Over the years, the Pope had earned the reputation of being the crusader for downtrodden people in the world, having gotten into trouble before for ditching diplomatic protocol and calling out injustice, most famously when he labelled the Ottoman-era slaughter of Armenians a “genocide” from the altar of St. Peter’s Basilica. Thus, when he avoided calling the Rohingya by name on his visit to Myanmar, human rights groups accused him of finally selling out to the opportunist diplomacy of the Vatican. However, the Pope fully compensated for his silence in Bangladesh by meeting with 16 Rohingya refugees, begged them for forgiveness for what they had endured and the “indifference of the world” to their plight. “The presence of God today also is called ‘Rohingya,’” he told them.

The Pope’s silence in Myanmar can be explained for the reason that he was visiting a church in a country where Christians face discrimination. Mentioning Rohingya, a highly sensitive and potentially dangerous topic in Burma, would’ve done no favours to the Christian cause, and would have probably shut the door for the Pope to make any negotiations with the Myanmar state to soften the stance on Rohingya refugees. As the Pope said, he didn’t have the pleasure of slamming the door in their face publicly with a denunciation but had the satisfaction of dialogue, which was in a way more effective.

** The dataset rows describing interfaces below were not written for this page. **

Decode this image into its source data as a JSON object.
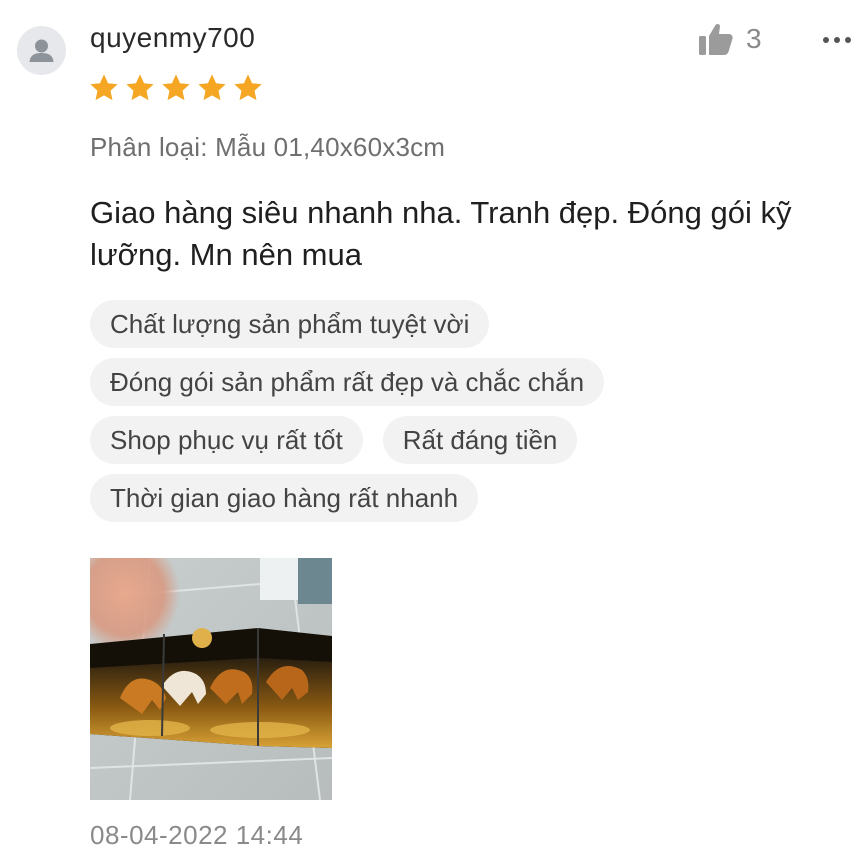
{
  "review": {
    "username": "quyenmy700",
    "rating": 5,
    "star_color": "#f5a623",
    "like_count": "3",
    "variation": "Phân loại: Mẫu 01,40x60x3cm",
    "comment": "Giao hàng siêu nhanh nha. Tranh đẹp. Đóng gói kỹ lưỡng. Mn nên mua",
    "tags": [
      "Chất lượng sản phẩm tuyệt vời",
      "Đóng gói sản phẩm rất đẹp và chắc chắn",
      "Shop phục vụ rất tốt",
      "Rất đáng tiền",
      "Thời gian giao hàng rất nhanh"
    ],
    "timestamp": "08-04-2022 14:44"
  },
  "icons": {
    "avatar": "user-silhouette-icon",
    "like": "thumbs-up-icon",
    "more": "more-dots-icon",
    "star": "star-icon"
  }
}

While this declaration of support from the Pope may not do much, it is a small act of kindness in the path of inter-faith harmony, in a time of divisions and dogma.